## WHAT YOU NEED TO DO
When a line of the records contains "templates", copy it.

## RECORDS PROVIDED
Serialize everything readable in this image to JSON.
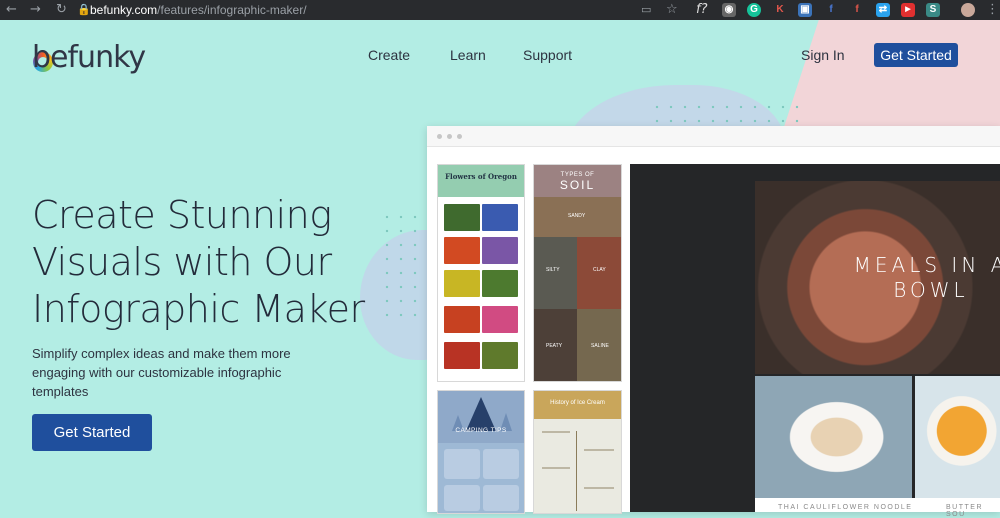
{
  "browser": {
    "url_host": "befunky.com",
    "url_path": "/features/infographic-maker/"
  },
  "header": {
    "logo": "befunky",
    "nav": [
      "Create",
      "Learn",
      "Support"
    ],
    "sign_in": "Sign In",
    "cta": "Get Started"
  },
  "hero": {
    "title_lines": [
      "Create Stunning",
      "Visuals with Our",
      "Infographic Maker"
    ],
    "subtitle": "Simplify complex ideas and make them more engaging with our customizable infographic templates",
    "cta": "Get Started"
  },
  "templates": {
    "flowers_title": "Flowers of Oregon",
    "soil_small": "TYPES OF",
    "soil_big": "SOIL",
    "soil_labels": [
      "SANDY",
      "SILTY",
      "CLAY",
      "PEATY",
      "SALINE"
    ],
    "camping_title": "CAMPING TIPS",
    "icecream_title": "History of Ice Cream",
    "meals_title": "MEALS IN A BOWL",
    "noodle_caption": "THAI CAULIFLOWER NOODLE",
    "soup_caption": "BUTTER SOU"
  },
  "colors": {
    "background": "#b3ede4",
    "primary_button": "#1f4f9d",
    "text": "#232b3a"
  }
}
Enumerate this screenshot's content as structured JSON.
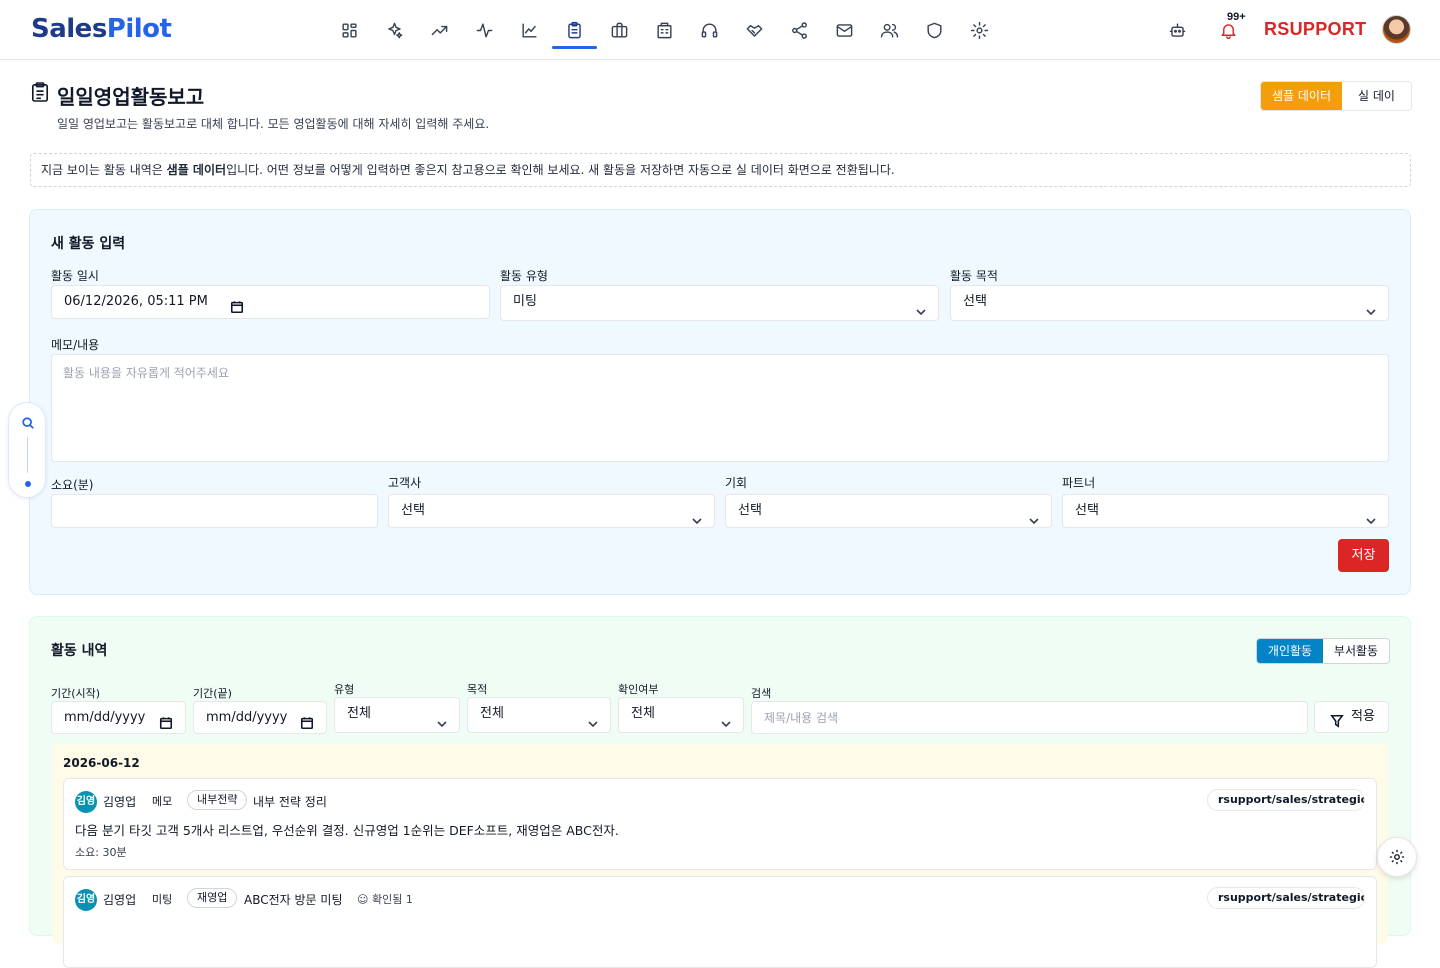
{
  "app": {
    "logo_part1": "Sales",
    "logo_part2": "Pilot",
    "brand": "RSUPPORT",
    "notification_count": "99+"
  },
  "nav_icons": [
    "dashboard-icon",
    "sparkle-icon",
    "trend-up-icon",
    "activity-icon",
    "line-chart-icon",
    "report-icon",
    "briefcase-icon",
    "building-icon",
    "headset-icon",
    "handshake-icon",
    "share-icon",
    "mail-icon",
    "users-icon",
    "shield-icon",
    "settings-icon"
  ],
  "header": {
    "title": "일일영업활동보고",
    "subtitle": "일일 영업보고는 활동보고로 대체 합니다. 모든 영업활동에 대해 자세히 입력해 주세요.",
    "toggle_sample": "샘플 데이터",
    "toggle_real": "실 데이터"
  },
  "notice": {
    "before": "지금 보이는 활동 내역은 ",
    "bold": "샘플 데이터",
    "after": "입니다. 어떤 정보를 어떻게 입력하면 좋은지 참고용으로 확인해 보세요. 새 활동을 저장하면 자동으로 실 데이터 화면으로 전환됩니다."
  },
  "entry": {
    "title": "새 활동 입력",
    "datetime_label": "활동 일시",
    "datetime_value": "06/12/2026, 05:11 PM",
    "type_label": "활동 유형",
    "type_value": "미팅",
    "purpose_label": "활동 목적",
    "purpose_value": "선택",
    "memo_label": "메모/내용",
    "memo_placeholder": "활동 내용을 자유롭게 적어주세요",
    "duration_label": "소요(분)",
    "duration_value": "",
    "customer_label": "고객사",
    "customer_value": "선택",
    "opportunity_label": "기회",
    "opportunity_value": "선택",
    "partner_label": "파트너",
    "partner_value": "선택",
    "save_label": "저장"
  },
  "history": {
    "title": "활동 내역",
    "scope_personal": "개인활동",
    "scope_department": "부서활동",
    "filters": {
      "start_label": "기간(시작)",
      "start_value": "mm/dd/yyyy",
      "end_label": "기간(끝)",
      "end_value": "mm/dd/yyyy",
      "type_label": "유형",
      "type_value": "전체",
      "purpose_label": "목적",
      "purpose_value": "전체",
      "confirm_label": "확인여부",
      "confirm_value": "전체",
      "search_label": "검색",
      "search_placeholder": "제목/내용 검색",
      "apply_label": "적용"
    },
    "date": "2026-06-12",
    "items": [
      {
        "avatar": "김영",
        "author": "김영업",
        "kind": "메모",
        "tag": "내부전략",
        "title": "내부 전략 정리",
        "link": "rsupport/sales/strategic-sales",
        "body": "다음 분기 타깃 고객 5개사 리스트업, 우선순위 결정. 신규영업 1순위는 DEF소프트, 재영업은 ABC전자.",
        "duration": "소요: 30분"
      },
      {
        "avatar": "김영",
        "author": "김영업",
        "kind": "미팅",
        "tag": "재영업",
        "title": "ABC전자 방문 미팅",
        "confirm": "☺ 확인됨 1",
        "link": "rsupport/sales/strategic-sales"
      }
    ]
  }
}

## RESPONSE
    "subtitle": "Simplify complex ideas and make them more engaging with our customizable infographic templates",
  "templates": {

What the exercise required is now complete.